### [THE PROBLEM]
What the response needs is every record, repeated verbatim, and no images.

Stored items from a collection

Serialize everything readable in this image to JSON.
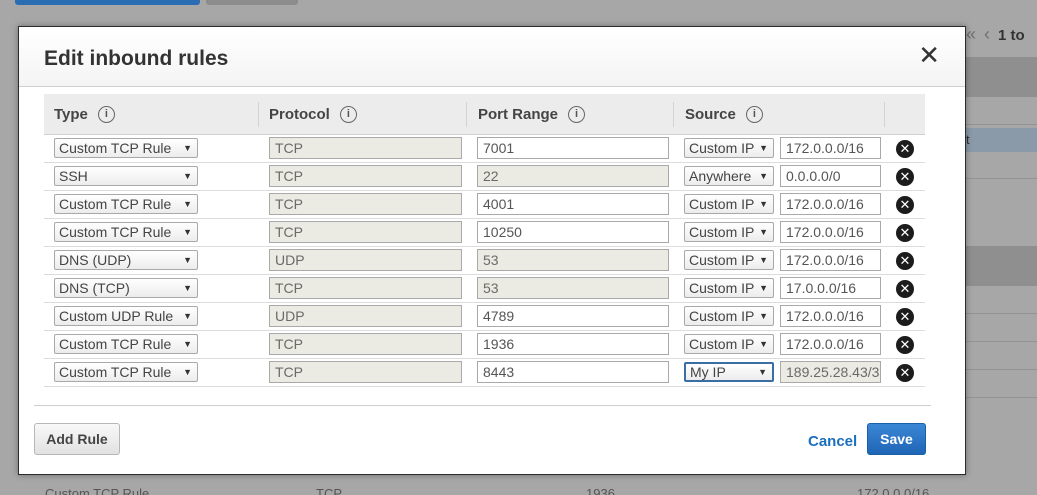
{
  "background": {
    "pager_text": "1 to",
    "strip_text": "t",
    "bottom_row": {
      "type": "Custom TCP Rule",
      "protocol": "TCP",
      "port": "1936",
      "source": "172.0.0.0/16"
    }
  },
  "modal": {
    "title": "Edit inbound rules",
    "close_symbol": "✕",
    "headers": {
      "type": "Type",
      "protocol": "Protocol",
      "port_range": "Port Range",
      "source": "Source",
      "info_symbol": "i"
    },
    "rows": [
      {
        "type": "Custom TCP Rule",
        "protocol": "TCP",
        "port": "7001",
        "port_editable": true,
        "source_type": "Custom IP",
        "source_value": "172.0.0.0/16"
      },
      {
        "type": "SSH",
        "protocol": "TCP",
        "port": "22",
        "port_editable": false,
        "source_type": "Anywhere",
        "source_value": "0.0.0.0/0"
      },
      {
        "type": "Custom TCP Rule",
        "protocol": "TCP",
        "port": "4001",
        "port_editable": true,
        "source_type": "Custom IP",
        "source_value": "172.0.0.0/16"
      },
      {
        "type": "Custom TCP Rule",
        "protocol": "TCP",
        "port": "10250",
        "port_editable": true,
        "source_type": "Custom IP",
        "source_value": "172.0.0.0/16"
      },
      {
        "type": "DNS (UDP)",
        "protocol": "UDP",
        "port": "53",
        "port_editable": false,
        "source_type": "Custom IP",
        "source_value": "172.0.0.0/16"
      },
      {
        "type": "DNS (TCP)",
        "protocol": "TCP",
        "port": "53",
        "port_editable": false,
        "source_type": "Custom IP",
        "source_value": "17.0.0.0/16"
      },
      {
        "type": "Custom UDP Rule",
        "protocol": "UDP",
        "port": "4789",
        "port_editable": true,
        "source_type": "Custom IP",
        "source_value": "172.0.0.0/16"
      },
      {
        "type": "Custom TCP Rule",
        "protocol": "TCP",
        "port": "1936",
        "port_editable": true,
        "source_type": "Custom IP",
        "source_value": "172.0.0.0/16"
      },
      {
        "type": "Custom TCP Rule",
        "protocol": "TCP",
        "port": "8443",
        "port_editable": true,
        "source_type": "My IP",
        "source_value": "189.25.28.43/3"
      }
    ],
    "delete_symbol": "✕",
    "add_rule_label": "Add Rule",
    "cancel_label": "Cancel",
    "save_label": "Save"
  }
}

### [EXERCISE SOLUTION]
Serialize everything readable in this image to JSON.
{
  "background": {
    "pager_text": "1 to",
    "strip_text": "t",
    "bottom_row": {
      "type": "Custom TCP Rule",
      "protocol": "TCP",
      "port": "1936",
      "source": "172.0.0.0/16"
    }
  },
  "modal": {
    "title": "Edit inbound rules",
    "close_symbol": "✕",
    "headers": {
      "type": "Type",
      "protocol": "Protocol",
      "port_range": "Port Range",
      "source": "Source",
      "info_symbol": "i"
    },
    "rows": [
      {
        "type": "Custom TCP Rule",
        "protocol": "TCP",
        "port": "7001",
        "port_editable": true,
        "source_type": "Custom IP",
        "source_value": "172.0.0.0/16"
      },
      {
        "type": "SSH",
        "protocol": "TCP",
        "port": "22",
        "port_editable": false,
        "source_type": "Anywhere",
        "source_value": "0.0.0.0/0"
      },
      {
        "type": "Custom TCP Rule",
        "protocol": "TCP",
        "port": "4001",
        "port_editable": true,
        "source_type": "Custom IP",
        "source_value": "172.0.0.0/16"
      },
      {
        "type": "Custom TCP Rule",
        "protocol": "TCP",
        "port": "10250",
        "port_editable": true,
        "source_type": "Custom IP",
        "source_value": "172.0.0.0/16"
      },
      {
        "type": "DNS (UDP)",
        "protocol": "UDP",
        "port": "53",
        "port_editable": false,
        "source_type": "Custom IP",
        "source_value": "172.0.0.0/16"
      },
      {
        "type": "DNS (TCP)",
        "protocol": "TCP",
        "port": "53",
        "port_editable": false,
        "source_type": "Custom IP",
        "source_value": "17.0.0.0/16"
      },
      {
        "type": "Custom UDP Rule",
        "protocol": "UDP",
        "port": "4789",
        "port_editable": true,
        "source_type": "Custom IP",
        "source_value": "172.0.0.0/16"
      },
      {
        "type": "Custom TCP Rule",
        "protocol": "TCP",
        "port": "1936",
        "port_editable": true,
        "source_type": "Custom IP",
        "source_value": "172.0.0.0/16"
      },
      {
        "type": "Custom TCP Rule",
        "protocol": "TCP",
        "port": "8443",
        "port_editable": true,
        "source_type": "My IP",
        "source_value": "189.25.28.43/3"
      }
    ],
    "delete_symbol": "✕",
    "add_rule_label": "Add Rule",
    "cancel_label": "Cancel",
    "save_label": "Save"
  }
}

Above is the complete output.